A prominent player in the Swedish sustainability transition is the European Union (EU). As part of its new multiannual financial framework, the EU established the 'Just Transition Fund' (JTF). The JTF aims to support the regions that are expected to be particularly affected by the transition to a fossil-free society. But what does just mean in the JTF? By following the JTF all the way from policymaking in Brussels to the implementation of a 'just transition' in the Swedish region of Norrbotten, our third sub-project investigates how actors at different levels experience and understand the JTF and a just green transition.

The (un)just transition towards a fossil-free society is the focal point also for our case study in Scotland, where we investigate how Aberdeen's large oil and gas industry is transitioning to renewable forms of energy. The focus in the study is on one local community, where different energy initiatives have had a particularly negative effect on the community for decades. By examining the discourses around a just transition, on the one hand among industry representatives and on the other hand among the local community we aim to shed light on an emerging struggle over who can define and shape what a just transition means.

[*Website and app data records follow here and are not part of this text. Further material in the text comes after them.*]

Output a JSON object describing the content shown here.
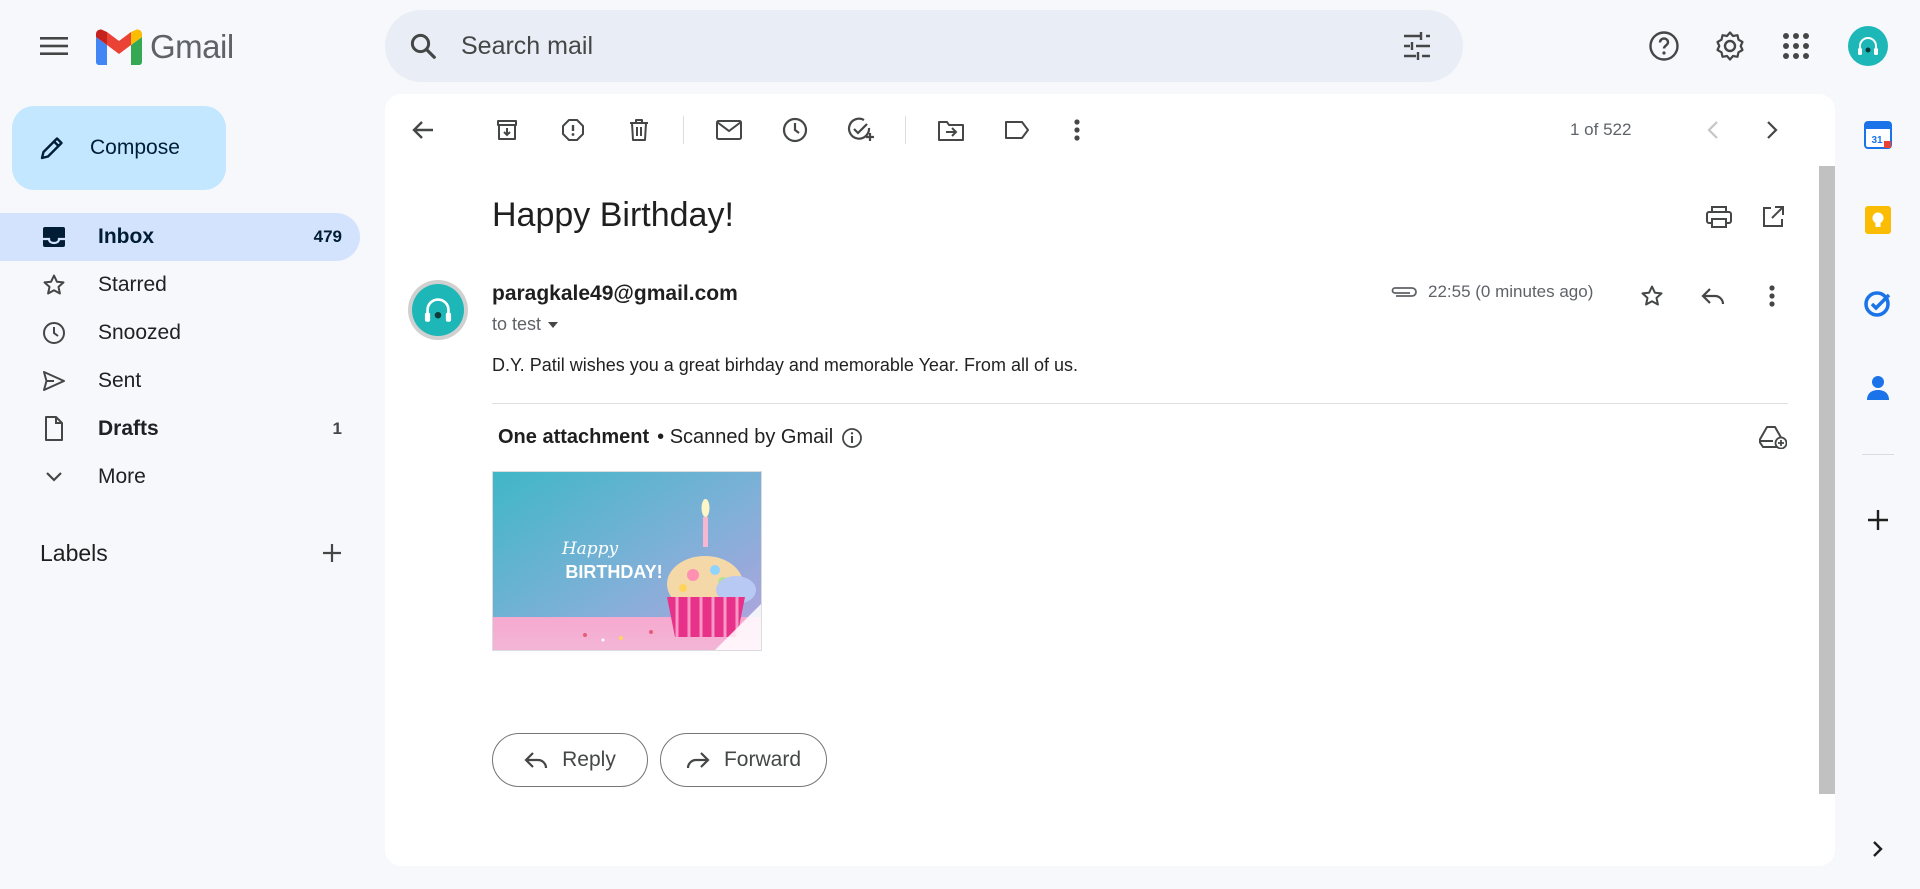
{
  "header": {
    "logo_text": "Gmail",
    "search_placeholder": "Search mail"
  },
  "compose": {
    "label": "Compose"
  },
  "nav": {
    "items": [
      {
        "label": "Inbox",
        "count": "479",
        "icon": "inbox-icon",
        "active": true
      },
      {
        "label": "Starred",
        "count": "",
        "icon": "star-icon"
      },
      {
        "label": "Snoozed",
        "count": "",
        "icon": "clock-icon"
      },
      {
        "label": "Sent",
        "count": "",
        "icon": "send-icon"
      },
      {
        "label": "Drafts",
        "count": "1",
        "icon": "draft-icon"
      },
      {
        "label": "More",
        "count": "",
        "icon": "chevron-down-icon"
      }
    ],
    "labels_title": "Labels"
  },
  "toolbar": {
    "pager": "1 of 522"
  },
  "email": {
    "subject": "Happy Birthday!",
    "sender": "paragkale49@gmail.com",
    "to": "to test",
    "time": "22:55 (0 minutes ago)",
    "body": "D.Y. Patil wishes you a great birhday and memorable Year. From all of us.",
    "attachment_title": "One attachment",
    "attachment_note": "• Scanned by Gmail",
    "thumb_text_1": "Happy",
    "thumb_text_2": "BIRTHDAY!"
  },
  "actions": {
    "reply_label": "Reply",
    "forward_label": "Forward"
  },
  "colors": {
    "accent": "#0b57d0",
    "compose_bg": "#c2e7ff",
    "active_nav_bg": "#d3e3fd",
    "avatar": "#1eb7b7"
  }
}
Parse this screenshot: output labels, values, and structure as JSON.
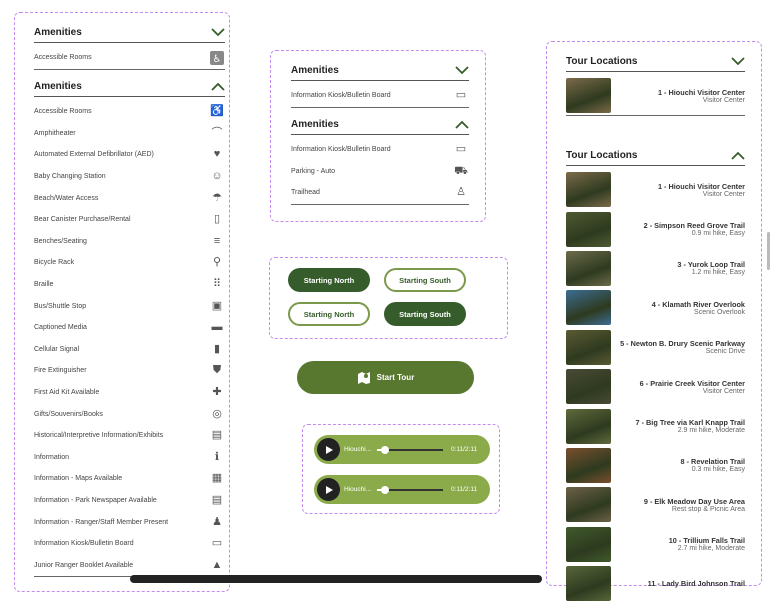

Facts:

Project leader

Anke Fischer, Professor, Division of Environmental Communication, SLU

Project participants

Wiebren Boonstra,
Researcher, Uppsala University
Read more on Wiebren Boonstra's presentation page

Sofie Joosse, Researcher, Division of Environmental Communication, SLU, +4618671965
Read more on Soofie Joosse's CV page

Annabel Pinker, Researcher, The James Hutton Institute, Aberdeen Scotland
Read more on Annabel Pinker's presentation page

Nora Söderberg, Research Assistant, Division of Environmental Communication, SLU

Kornelia Johansson, Research Assistant, Division of Environmental Communication, SLU

Participation during 2020-2021

Jacob Strandell, Postdoctoral researcher, Division of Environmental Communication, SLU,

Project time

2020-2023

External funding

Formas Dnr 2019-01983